• [Your instructions]: Each entry should be repeated exactly. Its pictures should not be.
/---
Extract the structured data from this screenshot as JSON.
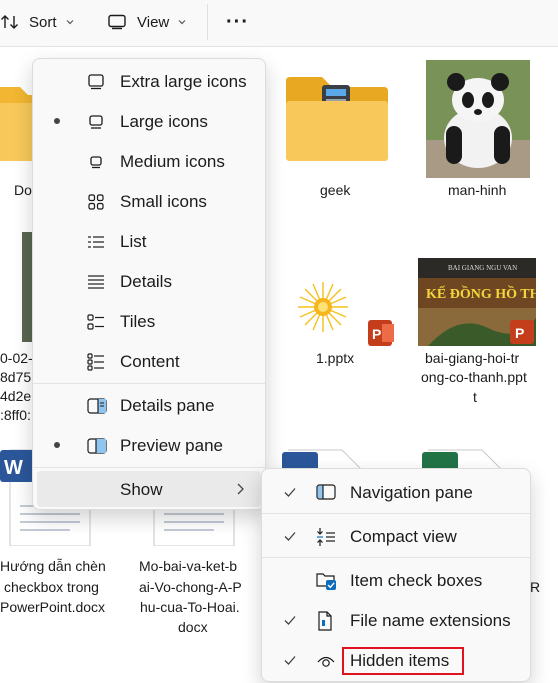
{
  "toolbar": {
    "sort_label": "Sort",
    "view_label": "View",
    "more_label": "···"
  },
  "files": {
    "left_partial_1": "Do",
    "geek": "geek",
    "man_hinh": "man-hinh",
    "pptx_1": "1.pptx",
    "bai_giang": [
      "bai-giang-hoi-tr",
      "ong-co-thanh.ppt",
      "t"
    ],
    "left_partial_2": [
      "0-02-",
      "8d75(",
      "4d2e(",
      ":8ff0:"
    ],
    "huong_dan": [
      "Hướng dẫn chèn",
      "checkbox trong",
      "PowerPoint.docx"
    ],
    "mo_bai": [
      "Mo-bai-va-ket-b",
      "ai-Vo-chong-A-P",
      "hu-cua-To-Hoai.",
      "docx"
    ],
    "right_partial": "R"
  },
  "view_menu": {
    "items": [
      {
        "label": "Extra large icons",
        "icon": "monitor-icon",
        "selected": false
      },
      {
        "label": "Large icons",
        "icon": "monitor-icon",
        "selected": true
      },
      {
        "label": "Medium icons",
        "icon": "monitor-icon",
        "selected": false
      },
      {
        "label": "Small icons",
        "icon": "grid-icon",
        "selected": false
      },
      {
        "label": "List",
        "icon": "list-icon",
        "selected": false
      },
      {
        "label": "Details",
        "icon": "details-icon",
        "selected": false
      },
      {
        "label": "Tiles",
        "icon": "tiles-icon",
        "selected": false
      },
      {
        "label": "Content",
        "icon": "content-icon",
        "selected": false
      },
      {
        "label": "Details pane",
        "icon": "details-pane-icon",
        "selected": false
      },
      {
        "label": "Preview pane",
        "icon": "preview-pane-icon",
        "selected": true
      },
      {
        "label": "Show",
        "icon": "",
        "selected": false
      }
    ]
  },
  "show_submenu": {
    "items": [
      {
        "label": "Navigation pane",
        "icon": "navigation-pane-icon",
        "checked": true
      },
      {
        "label": "Compact view",
        "icon": "compact-view-icon",
        "checked": true
      },
      {
        "label": "Item check boxes",
        "icon": "checkbox-folder-icon",
        "checked": false
      },
      {
        "label": "File name extensions",
        "icon": "file-extension-icon",
        "checked": true
      },
      {
        "label": "Hidden items",
        "icon": "eye-icon",
        "checked": true
      }
    ]
  },
  "colors": {
    "highlight": "#e0141e",
    "accent": "#0f6cbd",
    "folder": "#f8c95a"
  }
}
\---
• [Answer to the problem]:
Extract the structured data from this screenshot as JSON.
{
  "toolbar": {
    "sort_label": "Sort",
    "view_label": "View",
    "more_label": "···"
  },
  "files": {
    "left_partial_1": "Do",
    "geek": "geek",
    "man_hinh": "man-hinh",
    "pptx_1": "1.pptx",
    "bai_giang": [
      "bai-giang-hoi-tr",
      "ong-co-thanh.ppt",
      "t"
    ],
    "left_partial_2": [
      "0-02-",
      "8d75(",
      "4d2e(",
      ":8ff0:"
    ],
    "huong_dan": [
      "Hướng dẫn chèn",
      "checkbox trong",
      "PowerPoint.docx"
    ],
    "mo_bai": [
      "Mo-bai-va-ket-b",
      "ai-Vo-chong-A-P",
      "hu-cua-To-Hoai.",
      "docx"
    ],
    "right_partial": "R"
  },
  "view_menu": {
    "items": [
      {
        "label": "Extra large icons",
        "icon": "monitor-icon",
        "selected": false
      },
      {
        "label": "Large icons",
        "icon": "monitor-icon",
        "selected": true
      },
      {
        "label": "Medium icons",
        "icon": "monitor-icon",
        "selected": false
      },
      {
        "label": "Small icons",
        "icon": "grid-icon",
        "selected": false
      },
      {
        "label": "List",
        "icon": "list-icon",
        "selected": false
      },
      {
        "label": "Details",
        "icon": "details-icon",
        "selected": false
      },
      {
        "label": "Tiles",
        "icon": "tiles-icon",
        "selected": false
      },
      {
        "label": "Content",
        "icon": "content-icon",
        "selected": false
      },
      {
        "label": "Details pane",
        "icon": "details-pane-icon",
        "selected": false
      },
      {
        "label": "Preview pane",
        "icon": "preview-pane-icon",
        "selected": true
      },
      {
        "label": "Show",
        "icon": "",
        "selected": false
      }
    ]
  },
  "show_submenu": {
    "items": [
      {
        "label": "Navigation pane",
        "icon": "navigation-pane-icon",
        "checked": true
      },
      {
        "label": "Compact view",
        "icon": "compact-view-icon",
        "checked": true
      },
      {
        "label": "Item check boxes",
        "icon": "checkbox-folder-icon",
        "checked": false
      },
      {
        "label": "File name extensions",
        "icon": "file-extension-icon",
        "checked": true
      },
      {
        "label": "Hidden items",
        "icon": "eye-icon",
        "checked": true
      }
    ]
  },
  "colors": {
    "highlight": "#e0141e",
    "accent": "#0f6cbd",
    "folder": "#f8c95a"
  }
}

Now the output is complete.